SUPPLIED ENTRIES:
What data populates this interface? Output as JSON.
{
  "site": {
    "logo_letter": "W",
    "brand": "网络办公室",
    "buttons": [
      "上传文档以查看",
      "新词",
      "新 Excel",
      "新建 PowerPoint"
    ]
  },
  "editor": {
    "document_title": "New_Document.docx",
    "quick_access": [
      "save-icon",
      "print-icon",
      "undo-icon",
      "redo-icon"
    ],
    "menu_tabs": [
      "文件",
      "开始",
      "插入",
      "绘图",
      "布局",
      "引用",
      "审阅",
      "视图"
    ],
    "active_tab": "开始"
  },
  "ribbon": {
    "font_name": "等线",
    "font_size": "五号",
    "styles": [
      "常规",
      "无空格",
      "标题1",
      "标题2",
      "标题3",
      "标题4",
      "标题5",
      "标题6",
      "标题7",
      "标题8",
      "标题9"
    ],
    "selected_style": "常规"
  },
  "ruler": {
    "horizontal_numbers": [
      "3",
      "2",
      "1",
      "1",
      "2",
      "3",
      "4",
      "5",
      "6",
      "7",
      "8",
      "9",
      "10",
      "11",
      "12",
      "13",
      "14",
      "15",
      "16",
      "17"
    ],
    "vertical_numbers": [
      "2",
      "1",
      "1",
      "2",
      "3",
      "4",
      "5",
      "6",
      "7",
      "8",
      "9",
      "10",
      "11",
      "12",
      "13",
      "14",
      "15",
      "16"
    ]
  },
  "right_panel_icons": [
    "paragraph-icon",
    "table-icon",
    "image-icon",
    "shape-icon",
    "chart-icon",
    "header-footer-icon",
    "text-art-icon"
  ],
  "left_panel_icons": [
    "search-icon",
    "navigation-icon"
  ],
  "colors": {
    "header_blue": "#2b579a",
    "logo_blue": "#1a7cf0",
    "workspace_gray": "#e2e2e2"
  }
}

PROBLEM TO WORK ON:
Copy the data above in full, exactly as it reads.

SOLUTION TO THIS PROBLEM:
What data populates this interface? Output as JSON.
{
  "site": {
    "logo_letter": "W",
    "brand": "网络办公室",
    "buttons": [
      "上传文档以查看",
      "新词",
      "新 Excel",
      "新建 PowerPoint"
    ]
  },
  "editor": {
    "document_title": "New_Document.docx",
    "quick_access": [
      "save-icon",
      "print-icon",
      "undo-icon",
      "redo-icon"
    ],
    "menu_tabs": [
      "文件",
      "开始",
      "插入",
      "绘图",
      "布局",
      "引用",
      "审阅",
      "视图"
    ],
    "active_tab": "开始"
  },
  "ribbon": {
    "font_name": "等线",
    "font_size": "五号",
    "styles": [
      "常规",
      "无空格",
      "标题1",
      "标题2",
      "标题3",
      "标题4",
      "标题5",
      "标题6",
      "标题7",
      "标题8",
      "标题9"
    ],
    "selected_style": "常规"
  },
  "ruler": {
    "horizontal_numbers": [
      "3",
      "2",
      "1",
      "1",
      "2",
      "3",
      "4",
      "5",
      "6",
      "7",
      "8",
      "9",
      "10",
      "11",
      "12",
      "13",
      "14",
      "15",
      "16",
      "17"
    ],
    "vertical_numbers": [
      "2",
      "1",
      "1",
      "2",
      "3",
      "4",
      "5",
      "6",
      "7",
      "8",
      "9",
      "10",
      "11",
      "12",
      "13",
      "14",
      "15",
      "16"
    ]
  },
  "right_panel_icons": [
    "paragraph-icon",
    "table-icon",
    "image-icon",
    "shape-icon",
    "chart-icon",
    "header-footer-icon",
    "text-art-icon"
  ],
  "left_panel_icons": [
    "search-icon",
    "navigation-icon"
  ],
  "colors": {
    "header_blue": "#2b579a",
    "logo_blue": "#1a7cf0",
    "workspace_gray": "#e2e2e2"
  }
}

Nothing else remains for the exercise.